- Give shareholders a voice. It would allow shareholders advisory votes on executive pay and let them nominate public company directors through company proxy ballots.
- Protect consumers. It would create a consumer financial protection agency (CFPA) whose director would be appointed by the president and would write rules pertaining to "mortgages, credit cards, payday loans and a wide range of other financial products."
- Reduce the Fed's power. It would strip the Federal Reserve of the power to oversee bank holding companies with assets below $50 billion while entrusting it "to regulate systemically important nonbank financial institutions."

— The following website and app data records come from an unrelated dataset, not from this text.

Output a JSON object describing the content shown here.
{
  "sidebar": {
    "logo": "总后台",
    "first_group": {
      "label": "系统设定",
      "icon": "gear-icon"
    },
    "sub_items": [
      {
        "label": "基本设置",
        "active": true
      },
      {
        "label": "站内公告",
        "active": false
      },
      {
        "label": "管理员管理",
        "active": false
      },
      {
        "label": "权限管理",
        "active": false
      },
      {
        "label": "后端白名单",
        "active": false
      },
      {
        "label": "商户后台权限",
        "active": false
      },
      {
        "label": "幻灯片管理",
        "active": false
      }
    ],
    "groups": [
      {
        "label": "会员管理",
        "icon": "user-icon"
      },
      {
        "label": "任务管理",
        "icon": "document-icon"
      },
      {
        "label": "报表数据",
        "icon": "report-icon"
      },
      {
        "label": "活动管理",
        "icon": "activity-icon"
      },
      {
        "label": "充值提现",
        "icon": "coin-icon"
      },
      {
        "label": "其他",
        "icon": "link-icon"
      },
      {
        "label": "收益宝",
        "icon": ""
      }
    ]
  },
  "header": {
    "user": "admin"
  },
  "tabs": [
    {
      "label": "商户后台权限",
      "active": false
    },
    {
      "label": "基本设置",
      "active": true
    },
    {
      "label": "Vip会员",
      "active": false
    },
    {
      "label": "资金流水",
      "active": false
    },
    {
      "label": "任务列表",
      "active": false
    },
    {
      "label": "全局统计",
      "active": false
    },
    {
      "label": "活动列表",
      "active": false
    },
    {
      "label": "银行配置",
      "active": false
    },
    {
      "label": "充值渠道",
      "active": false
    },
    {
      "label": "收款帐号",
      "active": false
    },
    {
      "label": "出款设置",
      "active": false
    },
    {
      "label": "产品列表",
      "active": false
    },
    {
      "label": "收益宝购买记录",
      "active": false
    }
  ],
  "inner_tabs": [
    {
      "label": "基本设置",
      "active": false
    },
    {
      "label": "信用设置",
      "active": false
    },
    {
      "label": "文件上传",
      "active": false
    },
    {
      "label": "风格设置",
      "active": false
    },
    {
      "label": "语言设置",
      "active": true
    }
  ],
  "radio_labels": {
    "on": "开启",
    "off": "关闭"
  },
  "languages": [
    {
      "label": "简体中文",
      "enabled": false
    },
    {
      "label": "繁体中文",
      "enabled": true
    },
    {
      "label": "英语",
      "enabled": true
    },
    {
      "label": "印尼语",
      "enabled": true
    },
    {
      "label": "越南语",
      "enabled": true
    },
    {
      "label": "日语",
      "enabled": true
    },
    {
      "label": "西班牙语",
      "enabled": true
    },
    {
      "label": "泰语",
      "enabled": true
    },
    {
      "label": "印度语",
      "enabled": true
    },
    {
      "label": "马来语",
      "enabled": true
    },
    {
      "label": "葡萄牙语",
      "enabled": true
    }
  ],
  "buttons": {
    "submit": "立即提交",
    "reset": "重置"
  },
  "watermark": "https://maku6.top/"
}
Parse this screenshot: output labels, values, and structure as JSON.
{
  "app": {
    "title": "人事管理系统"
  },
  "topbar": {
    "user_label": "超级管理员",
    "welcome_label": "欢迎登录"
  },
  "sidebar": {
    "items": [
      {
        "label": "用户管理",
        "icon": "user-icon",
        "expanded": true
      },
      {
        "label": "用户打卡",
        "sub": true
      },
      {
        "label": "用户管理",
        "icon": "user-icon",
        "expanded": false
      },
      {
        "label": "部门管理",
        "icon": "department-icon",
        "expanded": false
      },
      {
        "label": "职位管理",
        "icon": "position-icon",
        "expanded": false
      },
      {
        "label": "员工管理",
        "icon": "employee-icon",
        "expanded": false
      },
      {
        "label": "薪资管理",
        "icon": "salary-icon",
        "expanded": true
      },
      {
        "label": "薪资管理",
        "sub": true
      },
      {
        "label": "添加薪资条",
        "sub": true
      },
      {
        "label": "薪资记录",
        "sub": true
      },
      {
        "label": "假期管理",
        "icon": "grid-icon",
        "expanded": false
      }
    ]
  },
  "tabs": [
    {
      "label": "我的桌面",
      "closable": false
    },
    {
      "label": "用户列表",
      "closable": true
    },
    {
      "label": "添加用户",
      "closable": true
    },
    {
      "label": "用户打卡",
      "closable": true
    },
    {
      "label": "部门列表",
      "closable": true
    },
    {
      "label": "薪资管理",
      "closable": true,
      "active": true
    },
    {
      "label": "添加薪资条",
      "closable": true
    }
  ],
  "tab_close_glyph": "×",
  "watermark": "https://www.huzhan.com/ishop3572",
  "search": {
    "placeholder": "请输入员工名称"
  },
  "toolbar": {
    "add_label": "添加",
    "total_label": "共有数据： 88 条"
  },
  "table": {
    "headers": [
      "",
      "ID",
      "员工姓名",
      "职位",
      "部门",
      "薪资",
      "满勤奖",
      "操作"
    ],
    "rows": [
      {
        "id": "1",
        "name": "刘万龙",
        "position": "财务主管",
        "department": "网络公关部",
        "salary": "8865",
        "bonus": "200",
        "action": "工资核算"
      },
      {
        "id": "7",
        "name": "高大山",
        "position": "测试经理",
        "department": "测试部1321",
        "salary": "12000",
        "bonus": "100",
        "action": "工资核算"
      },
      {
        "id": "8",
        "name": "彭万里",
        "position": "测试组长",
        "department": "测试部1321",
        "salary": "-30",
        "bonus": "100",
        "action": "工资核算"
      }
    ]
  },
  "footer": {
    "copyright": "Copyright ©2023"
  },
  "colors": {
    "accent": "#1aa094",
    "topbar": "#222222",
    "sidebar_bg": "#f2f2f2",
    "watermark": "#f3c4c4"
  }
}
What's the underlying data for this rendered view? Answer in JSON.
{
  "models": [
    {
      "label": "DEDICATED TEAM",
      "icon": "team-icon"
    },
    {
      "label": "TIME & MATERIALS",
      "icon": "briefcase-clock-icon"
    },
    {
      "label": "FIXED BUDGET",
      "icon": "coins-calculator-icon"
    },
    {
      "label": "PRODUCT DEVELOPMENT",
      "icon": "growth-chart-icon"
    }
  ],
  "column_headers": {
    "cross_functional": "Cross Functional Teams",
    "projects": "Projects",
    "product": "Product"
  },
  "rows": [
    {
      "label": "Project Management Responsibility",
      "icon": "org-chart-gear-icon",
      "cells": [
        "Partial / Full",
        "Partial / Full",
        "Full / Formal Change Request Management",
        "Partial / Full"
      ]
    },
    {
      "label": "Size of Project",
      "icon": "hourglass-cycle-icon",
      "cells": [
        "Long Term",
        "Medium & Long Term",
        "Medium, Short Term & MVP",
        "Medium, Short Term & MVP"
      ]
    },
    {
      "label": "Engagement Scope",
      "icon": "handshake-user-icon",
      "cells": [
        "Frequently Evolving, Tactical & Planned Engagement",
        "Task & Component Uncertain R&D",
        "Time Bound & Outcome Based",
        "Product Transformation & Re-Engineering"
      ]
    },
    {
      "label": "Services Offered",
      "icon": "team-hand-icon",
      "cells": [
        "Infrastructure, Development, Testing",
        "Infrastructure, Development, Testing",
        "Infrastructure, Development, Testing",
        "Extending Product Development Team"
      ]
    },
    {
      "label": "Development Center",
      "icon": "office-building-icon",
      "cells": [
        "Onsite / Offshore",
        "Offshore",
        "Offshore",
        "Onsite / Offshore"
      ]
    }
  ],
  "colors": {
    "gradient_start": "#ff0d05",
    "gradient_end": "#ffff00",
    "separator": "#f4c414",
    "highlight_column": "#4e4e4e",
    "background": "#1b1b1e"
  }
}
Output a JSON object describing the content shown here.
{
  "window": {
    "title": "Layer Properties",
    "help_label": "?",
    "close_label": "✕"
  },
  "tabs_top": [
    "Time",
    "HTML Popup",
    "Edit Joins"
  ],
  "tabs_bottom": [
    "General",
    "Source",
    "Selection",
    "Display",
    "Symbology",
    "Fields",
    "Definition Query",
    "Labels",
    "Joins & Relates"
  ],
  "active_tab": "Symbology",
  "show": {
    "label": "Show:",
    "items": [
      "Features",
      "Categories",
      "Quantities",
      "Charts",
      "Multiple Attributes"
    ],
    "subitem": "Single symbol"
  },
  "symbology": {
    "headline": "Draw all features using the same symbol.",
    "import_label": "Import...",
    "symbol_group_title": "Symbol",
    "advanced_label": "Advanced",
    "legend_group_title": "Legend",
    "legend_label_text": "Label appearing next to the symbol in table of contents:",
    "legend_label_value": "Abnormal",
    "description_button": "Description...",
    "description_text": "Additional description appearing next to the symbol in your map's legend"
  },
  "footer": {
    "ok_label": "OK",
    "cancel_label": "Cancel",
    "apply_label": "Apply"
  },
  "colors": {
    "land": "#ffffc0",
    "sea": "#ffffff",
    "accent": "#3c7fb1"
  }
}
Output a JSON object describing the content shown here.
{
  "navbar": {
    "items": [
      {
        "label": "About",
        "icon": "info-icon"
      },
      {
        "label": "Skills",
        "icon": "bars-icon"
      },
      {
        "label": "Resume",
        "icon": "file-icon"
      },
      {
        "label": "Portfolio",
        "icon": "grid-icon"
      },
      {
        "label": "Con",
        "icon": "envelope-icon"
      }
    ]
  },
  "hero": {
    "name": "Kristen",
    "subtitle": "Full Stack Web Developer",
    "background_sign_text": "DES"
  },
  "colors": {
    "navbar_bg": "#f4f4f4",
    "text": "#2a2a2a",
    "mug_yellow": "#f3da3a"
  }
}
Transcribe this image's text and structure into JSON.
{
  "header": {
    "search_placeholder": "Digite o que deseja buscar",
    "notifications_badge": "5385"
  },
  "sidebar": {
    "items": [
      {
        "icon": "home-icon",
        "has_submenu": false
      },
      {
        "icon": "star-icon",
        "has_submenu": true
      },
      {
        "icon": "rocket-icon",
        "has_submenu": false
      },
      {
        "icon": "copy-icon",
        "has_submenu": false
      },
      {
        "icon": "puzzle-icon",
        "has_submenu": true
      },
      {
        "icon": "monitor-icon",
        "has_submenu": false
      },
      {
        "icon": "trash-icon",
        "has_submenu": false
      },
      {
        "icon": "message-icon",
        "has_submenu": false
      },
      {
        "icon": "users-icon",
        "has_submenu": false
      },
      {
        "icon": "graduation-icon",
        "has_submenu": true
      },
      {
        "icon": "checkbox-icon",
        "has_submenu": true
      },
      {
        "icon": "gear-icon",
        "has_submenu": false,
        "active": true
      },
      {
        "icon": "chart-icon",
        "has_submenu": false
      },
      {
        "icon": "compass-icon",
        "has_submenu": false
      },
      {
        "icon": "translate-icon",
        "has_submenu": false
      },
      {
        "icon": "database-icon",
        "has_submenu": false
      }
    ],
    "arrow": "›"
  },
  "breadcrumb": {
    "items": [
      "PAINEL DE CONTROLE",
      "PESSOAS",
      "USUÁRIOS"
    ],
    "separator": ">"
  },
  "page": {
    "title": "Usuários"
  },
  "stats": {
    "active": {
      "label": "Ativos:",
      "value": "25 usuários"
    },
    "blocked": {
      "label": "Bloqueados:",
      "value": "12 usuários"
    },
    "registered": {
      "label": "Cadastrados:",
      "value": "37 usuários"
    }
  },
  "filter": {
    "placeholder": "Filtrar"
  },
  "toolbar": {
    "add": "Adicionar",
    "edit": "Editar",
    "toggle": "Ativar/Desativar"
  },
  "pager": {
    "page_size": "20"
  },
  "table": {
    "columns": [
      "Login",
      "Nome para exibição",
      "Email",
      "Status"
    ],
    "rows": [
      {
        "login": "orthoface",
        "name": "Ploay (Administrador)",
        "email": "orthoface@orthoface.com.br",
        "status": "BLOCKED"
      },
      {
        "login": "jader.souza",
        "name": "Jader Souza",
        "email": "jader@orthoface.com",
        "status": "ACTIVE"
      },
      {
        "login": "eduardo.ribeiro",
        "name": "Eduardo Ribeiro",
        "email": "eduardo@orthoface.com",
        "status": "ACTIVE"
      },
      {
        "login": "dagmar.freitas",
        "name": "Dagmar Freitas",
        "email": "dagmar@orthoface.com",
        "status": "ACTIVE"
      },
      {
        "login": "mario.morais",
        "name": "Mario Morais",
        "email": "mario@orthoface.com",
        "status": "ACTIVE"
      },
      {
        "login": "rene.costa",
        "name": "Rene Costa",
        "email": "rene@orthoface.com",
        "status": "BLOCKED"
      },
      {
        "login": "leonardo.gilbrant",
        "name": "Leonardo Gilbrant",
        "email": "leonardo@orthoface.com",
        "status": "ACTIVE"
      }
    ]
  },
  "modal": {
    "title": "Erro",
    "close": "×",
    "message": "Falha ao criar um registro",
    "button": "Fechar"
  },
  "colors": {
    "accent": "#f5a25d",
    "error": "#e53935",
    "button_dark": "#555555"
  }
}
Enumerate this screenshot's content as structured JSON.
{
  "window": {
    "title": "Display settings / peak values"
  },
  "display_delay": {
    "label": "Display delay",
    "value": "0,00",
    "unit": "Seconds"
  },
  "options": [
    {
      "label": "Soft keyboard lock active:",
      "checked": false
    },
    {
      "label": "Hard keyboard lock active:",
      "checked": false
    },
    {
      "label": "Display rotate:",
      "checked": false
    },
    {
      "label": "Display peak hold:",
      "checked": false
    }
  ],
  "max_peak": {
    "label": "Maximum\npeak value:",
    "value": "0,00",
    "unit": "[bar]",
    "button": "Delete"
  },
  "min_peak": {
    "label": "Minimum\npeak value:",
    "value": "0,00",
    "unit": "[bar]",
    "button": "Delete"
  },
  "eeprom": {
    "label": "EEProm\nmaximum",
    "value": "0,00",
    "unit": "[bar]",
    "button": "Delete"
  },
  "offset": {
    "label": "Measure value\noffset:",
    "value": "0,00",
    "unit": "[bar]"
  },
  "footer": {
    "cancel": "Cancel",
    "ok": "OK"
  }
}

- Create a systemic risk council. It would create a council headed by the Treasury Secretary and including representatives of the Fed, the CFPA, the Federal Deposit Insurance Corp., the Securities and Exchange Commission, the Commodities Futures Trading Commission, the Federal Housing Authority and the insurance industry to uncover, seize and dismantle large financial firms on the brink of collapse.
How so? Giving shareholders a voice might release some steam from those who are angry, but the shareholder votes would be nonbinding. The CFPA isn't going to substitute for consumers' need to take the time to read contracts before they sign them. And changing what the Fed regulates just shifts the deck chairs among Washington's regulatory agencies.
An Alphabet Soup of Regulators
The biggest problem with Dodd's proposal is that it's likely to fail to preemptively dismantle any institution whose collapse could put the world's financial system at risk. His proposal enshrines TBTF institutions and creates an alphabet soup of regulators who would spend so much time fighting among themselves that they probably won't even notice if one of these financial volcanoes is about to erupt.
After the Great Depression, the Glass-Steagall Act separated the businesses of commercial and investment banking. This led to the breakup of the biggest financial institutions and kept them from getting too big. To keep another financial collapse from happening, we need to dispense with the flawed idea that TBTF is a viable concept as long as it's properly regulated.
Instead, we need to replace that bad idea with one that worked until Glass-Steagall was repealed in 1999: Every financial institution ought to be Too Small to Cause Systemic Collapse (TSTCSC).